Yes, that’s my knee — no models were harmed (or Sharpie-ed) for the creation of this blog post. I’m having knee surgery tomorrow morning. It’s an outpatient arthroscopic procedure with a really long name that I won’t bother to share, but it’s surgery nonetheless. I’m afraid, but I’m also ready. I’m realistic, but I’m also hopeful.
My left knee and I have been on a quite a journey over the past five years. Of course, the right limb has been along for the ride and sometimes taken on more burdens than she should have, but it’s the left that has really struggled. When I was 36, I started noticing a dull ache that I later dubbed “pain.” Other layers of issues arrived on top of that: clicking, grinding, tightness and swelling.
I think I was a “good patient” in terms of working through the prescribed treatments to address the issue. I went to an orthopedist who sent me to physical therapy. I stayed active because there’s this seemingly contradictory pattern of “exercise is necessary and helps these issues,” but exercise also brought on more pain. I spent a Christmas morning in an ER with the knee swollen the size of a grapefruit. There’s been draining, injections, arthritis meds and acupuncture. I lost 35 extra pounds to offer some relief, but like Robert Plant sang, the song remains the same (to this day).
So after five years, four doctors, a variety of methodically followed treatments, a MRI (I need a Xanax if I ever have to do that again — “open” or not), and a holiday in the hospital; this is where we’ve arrived. My doc, my knee and me have reached this place through a lot of discernment and discussion.
My thoughts this week:
“This couldn’t have come at a worse time: school starting, clients, finishing my work with my coaching group, creating new stuff…”
“What if I’m like the people on all of those Web M.D. message boards telling their surgery horror stories and screaming in all caps to anyone on the web who’ll listen: “Don’t do it, gurl!”
“How can I really help people in my work when all I’m doing is carrying around the heaviness that this ongoing issue brings about in my chest and my head? That fear of making a decision. The fear of imagined circumstances.”
This week, I told my weight loss coaching group that I’ve felt guilty these past few weeks because I’ve been submerged by the weight of this health issue.
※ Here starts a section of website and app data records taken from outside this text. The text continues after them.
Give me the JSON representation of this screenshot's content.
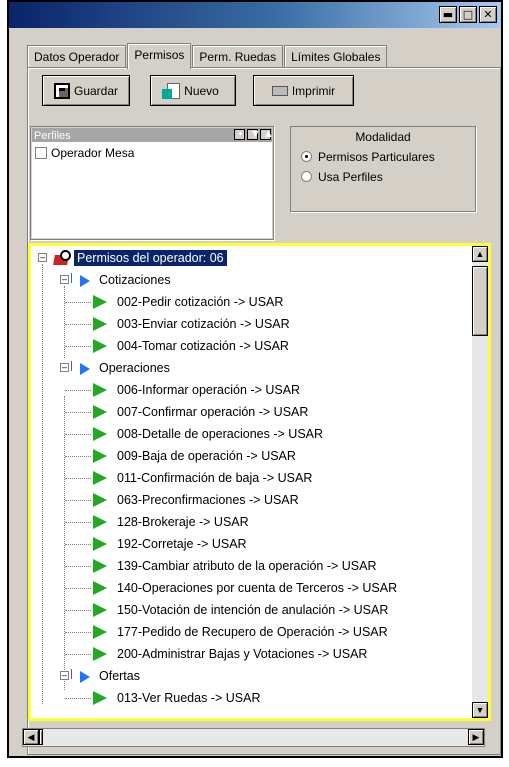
{
  "window": {
    "controls": [
      "minimize-icon",
      "restore-icon",
      "close-icon"
    ]
  },
  "tabs": [
    "Datos Operador",
    "Permisos",
    "Perm. Ruedas",
    "Límites Globales"
  ],
  "active_tab": "Permisos",
  "toolbar": {
    "save_label": "Guardar",
    "new_label": "Nuevo",
    "print_label": "Imprimir"
  },
  "profiles": {
    "header": "Perfiles",
    "items": [
      {
        "label": "Operador Mesa",
        "checked": false
      }
    ]
  },
  "modalidad": {
    "title": "Modalidad",
    "options": [
      {
        "label": "Permisos Particulares",
        "selected": true
      },
      {
        "label": "Usa Perfiles",
        "selected": false
      }
    ]
  },
  "tree": {
    "root": "Permisos del operador: 06",
    "groups": [
      {
        "label": "Cotizaciones",
        "items": [
          "002-Pedir cotización -> USAR",
          "003-Enviar cotización -> USAR",
          "004-Tomar cotización -> USAR"
        ]
      },
      {
        "label": "Operaciones",
        "items": [
          "006-Informar operación -> USAR",
          "007-Confirmar operación -> USAR",
          "008-Detalle de operaciones -> USAR",
          "009-Baja de operación -> USAR",
          "011-Confirmación de baja -> USAR",
          "063-Preconfirmaciones -> USAR",
          "128-Brokeraje -> USAR",
          "192-Corretaje -> USAR",
          "139-Cambiar atributo de la operación -> USAR",
          "140-Operaciones por cuenta de Terceros -> USAR",
          "150-Votación de intención de anulación -> USAR",
          "177-Pedido de Recupero de Operación -> USAR",
          "200-Administrar Bajas y Votaciones -> USAR"
        ]
      },
      {
        "label": "Ofertas",
        "items": [
          "013-Ver Ruedas -> USAR"
        ]
      }
    ]
  },
  "colors": {
    "highlight_border": "#ffff33",
    "selection": "#0a246a",
    "leaf_icon": "#22aa22",
    "folder_arrow": "#1e73ff"
  }
}
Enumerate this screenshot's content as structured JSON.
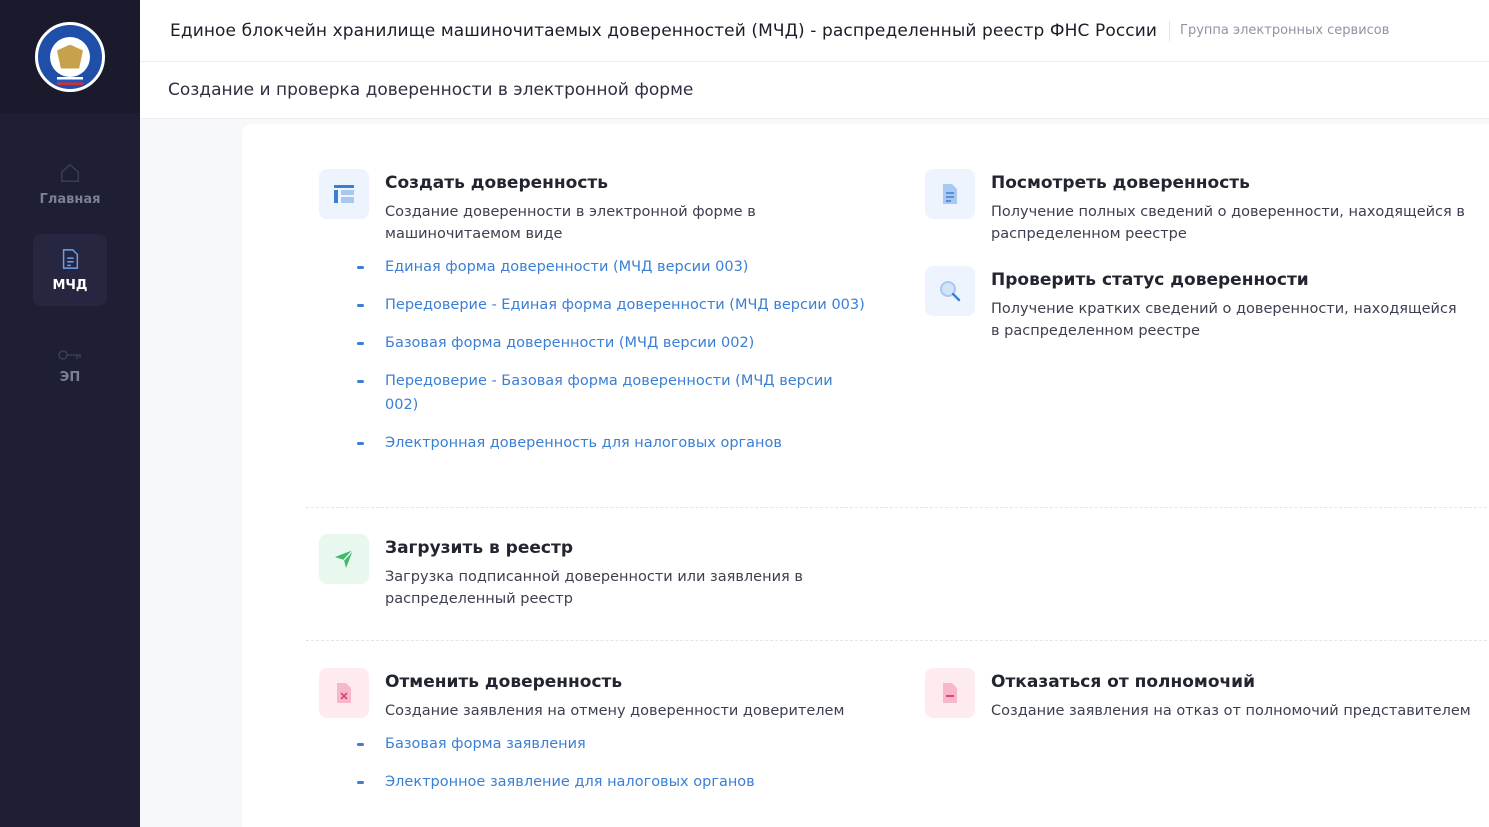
{
  "header": {
    "title": "Единое блокчейн хранилище машиночитаемых доверенностей (МЧД) - распределенный реестр ФНС России",
    "group": "Группа электронных сервисов"
  },
  "subheader": {
    "title": "Создание и проверка доверенности в электронной форме"
  },
  "sidebar": {
    "items": [
      {
        "label": "Главная",
        "icon": "home-icon"
      },
      {
        "label": "МЧД",
        "icon": "document-icon"
      },
      {
        "label": "ЭП",
        "icon": "key-icon"
      }
    ]
  },
  "sections": {
    "create": {
      "title": "Создать доверенность",
      "desc": "Создание доверенности в электронной форме в машиночитаемом виде",
      "links": [
        "Единая форма доверенности (МЧД версии 003)",
        "Передоверие - Единая форма доверенности (МЧД версии 003)",
        "Базовая форма доверенности (МЧД версии 002)",
        "Передоверие - Базовая форма доверенности (МЧД версии 002)",
        "Электронная доверенность для налоговых органов"
      ]
    },
    "view": {
      "title": "Посмотреть доверенность",
      "desc": "Получение полных сведений о доверенности, находящейся в распределенном реестре"
    },
    "check": {
      "title": "Проверить статус доверенности",
      "desc": "Получение кратких сведений о доверенности, находящейся в распределенном реестре"
    },
    "upload": {
      "title": "Загрузить в реестр",
      "desc": "Загрузка подписанной доверенности или заявления в распределенный реестр"
    },
    "cancel": {
      "title": "Отменить доверенность",
      "desc": "Создание заявления на отмену доверенности доверителем",
      "links": [
        "Базовая форма заявления",
        "Электронное заявление для налоговых органов"
      ]
    },
    "refuse": {
      "title": "Отказаться от полномочий",
      "desc": "Создание заявления на отказ от полномочий представителем"
    }
  },
  "colors": {
    "sidebar": "#1e1e34",
    "link": "#3b7fd4",
    "accent_green": "#3fb96b",
    "accent_pink": "#e0457a"
  }
}
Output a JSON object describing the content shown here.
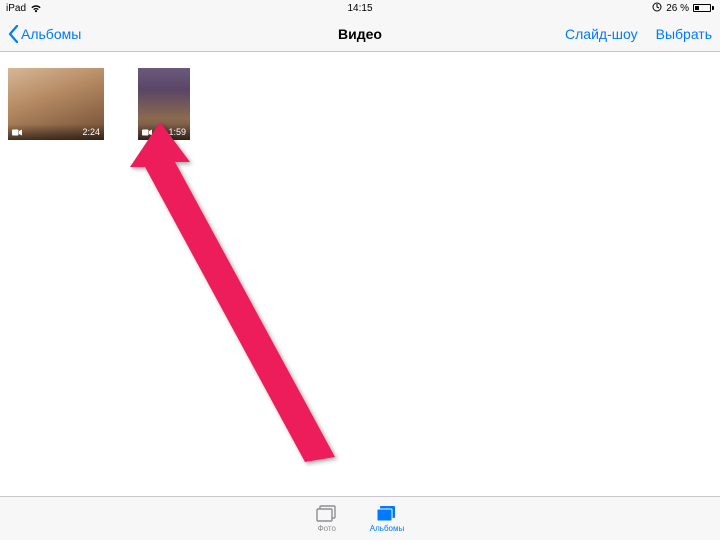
{
  "status": {
    "device": "iPad",
    "time": "14:15",
    "battery_pct": "26 %",
    "battery_fill_pct": 26
  },
  "nav": {
    "back_label": "Альбомы",
    "title": "Видео",
    "slideshow": "Слайд-шоу",
    "select": "Выбрать"
  },
  "videos": [
    {
      "duration": "2:24",
      "orientation": "landscape"
    },
    {
      "duration": "1:59",
      "orientation": "portrait"
    }
  ],
  "tabs": {
    "photos": "Фото",
    "albums": "Альбомы"
  }
}
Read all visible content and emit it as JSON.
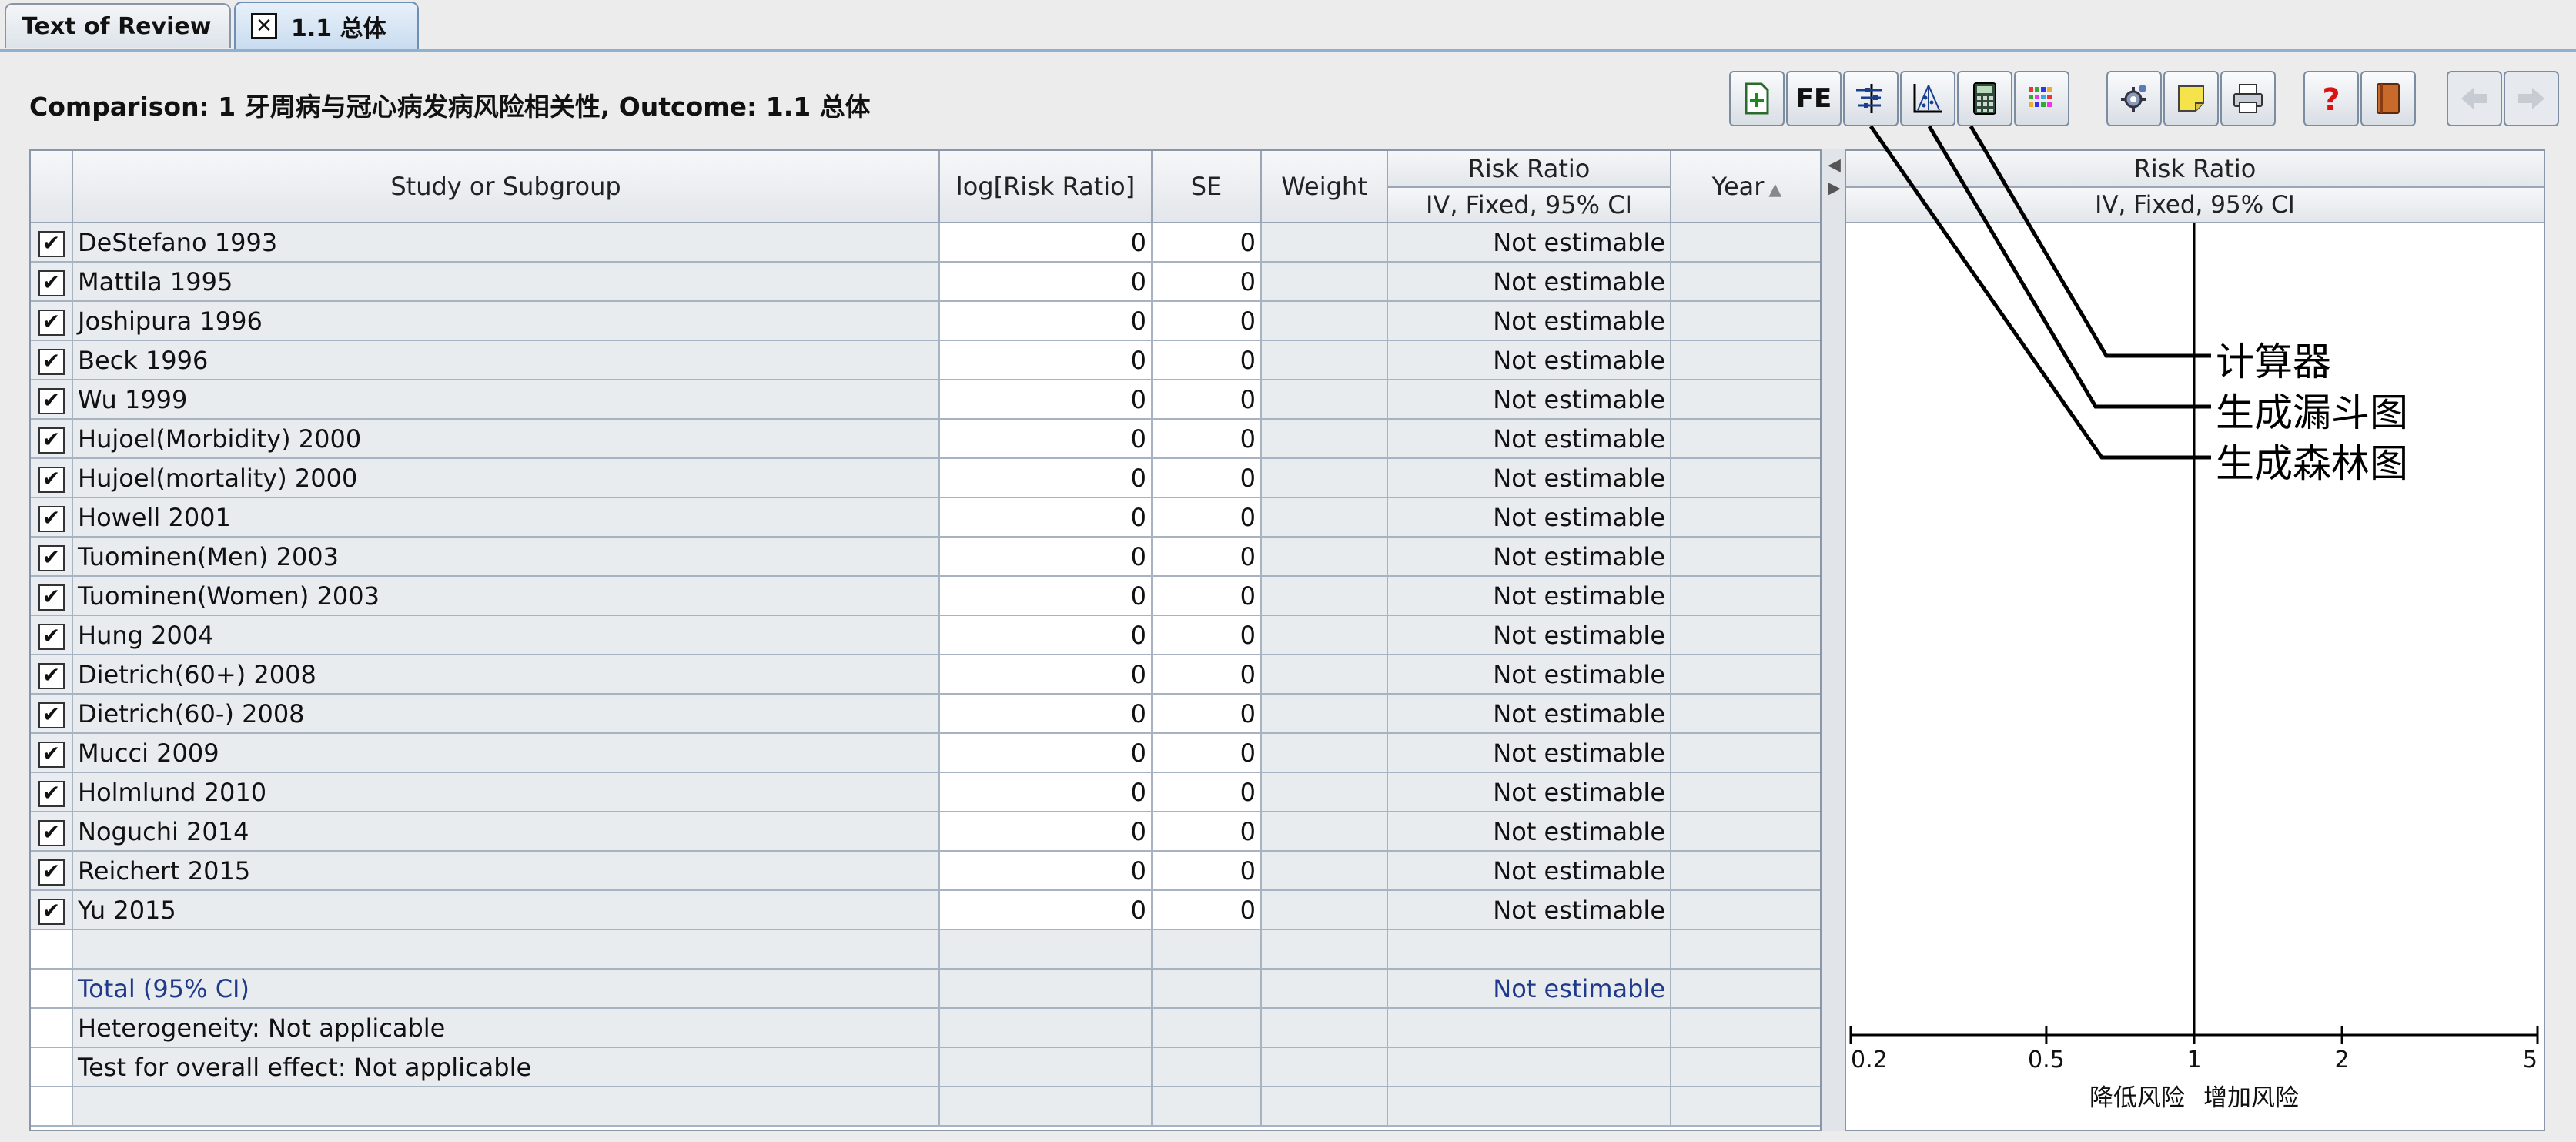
{
  "tabs": [
    {
      "label": "Text of Review"
    },
    {
      "label": "1.1 总体"
    }
  ],
  "header": {
    "comparison_text": "Comparison: 1 牙周病与冠心病发病风险相关性, Outcome: 1.1 总体"
  },
  "toolbar": {
    "fe_label": "FE",
    "icons": [
      "add-study-icon",
      "fixed-effect",
      "forest-plot-icon",
      "funnel-plot-icon",
      "calculator-icon",
      "grid-color-icon",
      "properties-icon",
      "note-icon",
      "print-icon",
      "help-icon",
      "book-icon",
      "back-arrow-icon",
      "forward-arrow-icon"
    ]
  },
  "table": {
    "headers": {
      "study": "Study or Subgroup",
      "log_rr": "log[Risk Ratio]",
      "se": "SE",
      "weight": "Weight",
      "rr_top": "Risk Ratio",
      "rr_sub": "IV, Fixed, 95% CI",
      "year": "Year"
    },
    "rows": [
      {
        "checked": "✔",
        "study": "DeStefano 1993",
        "log": "0",
        "se": "0",
        "weight": "",
        "rr": "Not estimable"
      },
      {
        "checked": "✔",
        "study": "Mattila 1995",
        "log": "0",
        "se": "0",
        "weight": "",
        "rr": "Not estimable"
      },
      {
        "checked": "✔",
        "study": "Joshipura 1996",
        "log": "0",
        "se": "0",
        "weight": "",
        "rr": "Not estimable"
      },
      {
        "checked": "✔",
        "study": "Beck 1996",
        "log": "0",
        "se": "0",
        "weight": "",
        "rr": "Not estimable"
      },
      {
        "checked": "✔",
        "study": "Wu 1999",
        "log": "0",
        "se": "0",
        "weight": "",
        "rr": "Not estimable"
      },
      {
        "checked": "✔",
        "study": "Hujoel(Morbidity) 2000",
        "log": "0",
        "se": "0",
        "weight": "",
        "rr": "Not estimable"
      },
      {
        "checked": "✔",
        "study": "Hujoel(mortality) 2000",
        "log": "0",
        "se": "0",
        "weight": "",
        "rr": "Not estimable"
      },
      {
        "checked": "✔",
        "study": "Howell 2001",
        "log": "0",
        "se": "0",
        "weight": "",
        "rr": "Not estimable"
      },
      {
        "checked": "✔",
        "study": "Tuominen(Men) 2003",
        "log": "0",
        "se": "0",
        "weight": "",
        "rr": "Not estimable"
      },
      {
        "checked": "✔",
        "study": "Tuominen(Women) 2003",
        "log": "0",
        "se": "0",
        "weight": "",
        "rr": "Not estimable"
      },
      {
        "checked": "✔",
        "study": "Hung 2004",
        "log": "0",
        "se": "0",
        "weight": "",
        "rr": "Not estimable"
      },
      {
        "checked": "✔",
        "study": "Dietrich(60+) 2008",
        "log": "0",
        "se": "0",
        "weight": "",
        "rr": "Not estimable"
      },
      {
        "checked": "✔",
        "study": "Dietrich(60-) 2008",
        "log": "0",
        "se": "0",
        "weight": "",
        "rr": "Not estimable"
      },
      {
        "checked": "✔",
        "study": "Mucci 2009",
        "log": "0",
        "se": "0",
        "weight": "",
        "rr": "Not estimable"
      },
      {
        "checked": "✔",
        "study": "Holmlund 2010",
        "log": "0",
        "se": "0",
        "weight": "",
        "rr": "Not estimable"
      },
      {
        "checked": "✔",
        "study": "Noguchi 2014",
        "log": "0",
        "se": "0",
        "weight": "",
        "rr": "Not estimable"
      },
      {
        "checked": "✔",
        "study": "Reichert 2015",
        "log": "0",
        "se": "0",
        "weight": "",
        "rr": "Not estimable"
      },
      {
        "checked": "✔",
        "study": "Yu 2015",
        "log": "0",
        "se": "0",
        "weight": "",
        "rr": "Not estimable"
      }
    ],
    "total_label": "Total (95% CI)",
    "total_value": "Not estimable",
    "heterogeneity": "Heterogeneity: Not applicable",
    "overall_effect": "Test for overall effect: Not applicable"
  },
  "forest": {
    "title": "Risk Ratio",
    "subtitle": "IV, Fixed, 95% CI",
    "axis": {
      "scale": "log",
      "ticks": [
        {
          "label": "0.2",
          "value": 0.2
        },
        {
          "label": "0.5",
          "value": 0.5
        },
        {
          "label": "1",
          "value": 1
        },
        {
          "label": "2",
          "value": 2
        },
        {
          "label": "5",
          "value": 5
        }
      ],
      "range": [
        0.2,
        5
      ],
      "reference_value": 1
    },
    "favours_left": "降低风险",
    "favours_right": "增加风险"
  },
  "annotations": {
    "calculator": "计算器",
    "funnel": "生成漏斗图",
    "forest": "生成森林图"
  },
  "colors": {
    "total_text": "#1f3a8a",
    "header_bg": "#e3e6ea",
    "grid_line": "#a7b3c1"
  }
}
I was worried I wasn’t giving them 100% of what they needed in terms of what they came to learn in our group about taking care of themselves. I lugged around these thoughts until it occurred to me that I was exactly where I needed to be to teach, coach and love them.
The 35 pounds my body did not need are gone. This was my weight now — the girth of a decision and the battle in my mind about the “what ifs?” and “why can’t I fix this in another way?” I was in the perfect place to offer up my best work to them because what they’re learning won’t just help them with their weight, it will guide them through anything that comes their way and looks like an obstacle, a weakness, a punishment or a barrier. They can learn to use their minds on purpose to challenge limiting beliefs and step into an awareness of what they want and and how they’ll take inspired action to move towards it.
Not long ago, I was talking to a prospective client about this coaching model I use and explained it just about like I did in the paragraph above. She said, “I’m not trying to be fresh, but is that it?”
She couldn’t see me when I smile-hugged her through the phone lines and answered: “Yes. But isn’t that everything?”
Think of me around 8:30 a.m. when they’re asking me to count backwards and get some rest. I’ll be dreaming that I’m dancing.